A quirk of the subway map’s history is that there have been two iconic versions. The one designed by Vignelli in 1972 was conceptual and non-geographical – like the London Tube map – but while it was visually stunning, passengers disliked the fact that it was an abstract diagram, with no above-ground reference points. So in 1979 it was replaced by a geographically realistic map, which included landmarks and street names. As this short film explains, Work & Co’s elegant digital design incorporates both solutions: closer to reality when you’re zoomed out, more diagrammatical as you zoom in.
“Technology has given us tools that the design masters of the past didn’t have access to,” Felipe remarks. “We built on top of their work – we’re standing on the shoulders of giants.”
The biggest challenge was creating something that always looked like a definitive map, even though it was live and constantly changing. “The MTA already had the data – the content – at its fingertips, but it would use it in a static way as printed notices.

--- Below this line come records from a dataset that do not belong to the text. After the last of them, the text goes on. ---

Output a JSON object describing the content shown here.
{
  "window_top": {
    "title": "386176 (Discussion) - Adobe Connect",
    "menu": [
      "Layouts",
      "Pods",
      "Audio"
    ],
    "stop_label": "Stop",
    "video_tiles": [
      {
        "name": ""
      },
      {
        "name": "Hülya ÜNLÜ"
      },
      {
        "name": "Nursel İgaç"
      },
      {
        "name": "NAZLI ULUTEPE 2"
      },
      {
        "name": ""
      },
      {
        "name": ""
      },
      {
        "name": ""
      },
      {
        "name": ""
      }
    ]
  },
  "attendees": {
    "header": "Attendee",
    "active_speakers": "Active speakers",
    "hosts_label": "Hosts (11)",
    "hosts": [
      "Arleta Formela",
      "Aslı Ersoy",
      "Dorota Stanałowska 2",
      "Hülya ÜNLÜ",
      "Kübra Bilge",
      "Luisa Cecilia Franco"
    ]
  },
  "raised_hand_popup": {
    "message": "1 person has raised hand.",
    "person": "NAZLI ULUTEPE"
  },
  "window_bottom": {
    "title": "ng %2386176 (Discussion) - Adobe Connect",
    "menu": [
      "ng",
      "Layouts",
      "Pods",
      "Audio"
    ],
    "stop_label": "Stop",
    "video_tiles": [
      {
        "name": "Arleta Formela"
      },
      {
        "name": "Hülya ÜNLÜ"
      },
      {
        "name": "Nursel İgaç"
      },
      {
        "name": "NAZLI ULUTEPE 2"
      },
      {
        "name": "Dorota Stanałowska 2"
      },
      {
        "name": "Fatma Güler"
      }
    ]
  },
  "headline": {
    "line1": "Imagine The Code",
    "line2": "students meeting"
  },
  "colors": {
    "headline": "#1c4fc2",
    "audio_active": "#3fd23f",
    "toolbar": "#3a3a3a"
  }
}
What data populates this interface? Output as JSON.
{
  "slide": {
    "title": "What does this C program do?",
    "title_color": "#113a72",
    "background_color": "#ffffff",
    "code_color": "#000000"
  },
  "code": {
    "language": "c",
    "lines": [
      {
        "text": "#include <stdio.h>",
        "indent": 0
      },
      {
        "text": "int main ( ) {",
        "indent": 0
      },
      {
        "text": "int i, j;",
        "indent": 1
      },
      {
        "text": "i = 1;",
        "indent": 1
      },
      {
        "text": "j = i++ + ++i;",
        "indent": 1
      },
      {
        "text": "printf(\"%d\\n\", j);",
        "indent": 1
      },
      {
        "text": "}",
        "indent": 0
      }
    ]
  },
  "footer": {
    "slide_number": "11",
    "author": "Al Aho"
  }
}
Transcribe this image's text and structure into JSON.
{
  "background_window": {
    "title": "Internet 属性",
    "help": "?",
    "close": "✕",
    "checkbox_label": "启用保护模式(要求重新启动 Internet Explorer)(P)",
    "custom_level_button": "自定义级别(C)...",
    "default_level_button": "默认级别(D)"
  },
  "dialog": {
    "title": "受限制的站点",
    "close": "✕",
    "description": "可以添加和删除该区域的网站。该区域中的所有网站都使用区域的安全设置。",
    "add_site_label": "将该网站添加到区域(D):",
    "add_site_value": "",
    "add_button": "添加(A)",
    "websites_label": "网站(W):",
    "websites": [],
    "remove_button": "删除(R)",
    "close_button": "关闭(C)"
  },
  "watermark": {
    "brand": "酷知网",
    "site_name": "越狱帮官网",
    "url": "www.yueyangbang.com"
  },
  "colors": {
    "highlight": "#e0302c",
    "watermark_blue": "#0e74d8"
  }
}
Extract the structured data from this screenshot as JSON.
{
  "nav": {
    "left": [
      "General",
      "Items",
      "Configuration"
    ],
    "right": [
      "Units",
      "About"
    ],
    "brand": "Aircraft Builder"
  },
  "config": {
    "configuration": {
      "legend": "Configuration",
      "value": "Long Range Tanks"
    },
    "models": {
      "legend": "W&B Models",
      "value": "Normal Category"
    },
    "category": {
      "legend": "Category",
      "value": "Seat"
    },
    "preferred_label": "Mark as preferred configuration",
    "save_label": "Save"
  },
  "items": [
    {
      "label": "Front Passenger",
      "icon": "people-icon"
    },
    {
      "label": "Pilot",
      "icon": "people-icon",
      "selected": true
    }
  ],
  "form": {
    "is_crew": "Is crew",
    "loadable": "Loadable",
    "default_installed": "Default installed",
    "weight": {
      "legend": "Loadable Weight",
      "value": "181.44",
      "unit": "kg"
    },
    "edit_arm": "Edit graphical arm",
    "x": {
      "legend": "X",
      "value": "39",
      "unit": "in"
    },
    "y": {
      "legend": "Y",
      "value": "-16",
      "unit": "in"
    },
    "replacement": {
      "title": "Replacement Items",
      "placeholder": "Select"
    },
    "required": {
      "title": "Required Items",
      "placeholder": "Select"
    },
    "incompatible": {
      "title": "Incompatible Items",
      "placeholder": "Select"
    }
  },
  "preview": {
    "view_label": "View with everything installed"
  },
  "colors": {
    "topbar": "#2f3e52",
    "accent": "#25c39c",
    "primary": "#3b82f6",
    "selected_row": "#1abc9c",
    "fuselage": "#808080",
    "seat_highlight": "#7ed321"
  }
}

We created a powerful visual representation that evolves in real time.”
A key design decision was to incorporate the Google Maps-style blue dot so people can locate themselves in the system. But the most fun elements of the live map are the moving trains – which my son finds enchanting.
Felipe says: “First of all they’re useful, because you can see when your train is about to get to the station. But secondly they really communicate that the map is ‘live’. In earlier versions I showed to people, the map looked so static that they couldn’t see any difference from the traditional map. And finally, the moving trains are delightful. They add some flair.”
The live map launched last October at a press conference in a downtown Manhattan subway station, where Felipe himself gave a demo. The film by Gary Hustwit, known for his previous design-related documentaries, went online the same day. “The story went viral – people are really interested in New York and its subway system. The reception was better than we could have ever hoped for. Even Twitter, which can be a battleground, was widely positive. By its very nature the MTA often gets criticized, so they were delighted.”
Since then the map hasn’t stopped evolving – for example, the addition of a Vaccine Finder feature has helped many New Yorkers find a convenient vaccination location.
An obvious question: any plans to take the map to other cities? “From the very beginning we thought of it not just as a solution for New York, but for the world. Just like Harry Beck’s London Underground design became a paradigm for other cities, we hope we’ve created a new paradigm. Let’s just say we’re having some conversations. We’d also one day like to make this an open source project.”
With the map up and running and Cannes Lions 2021 in the past, I’m wondering what Work & Co innovations could score some metal there next year (and perhaps at this year’s Epica Awards)? Felipe draws my attention to a project for Gatorade: the Gx Sweat Patch and app. In short, when an athlete scans the patch after a workout, it creates a “sweat profile” that allows the app to give advice on hydration, nutrition, training routines, recovery times, and a host of other information. “It helps you understand your own body, because everyone is different.”
It does indeed sound like an award-worthy project. But Felipe points out: “We’re a product shop, so it’s not as if we’re producing award winners on a daily basis. Our focus is on building really useful tools.”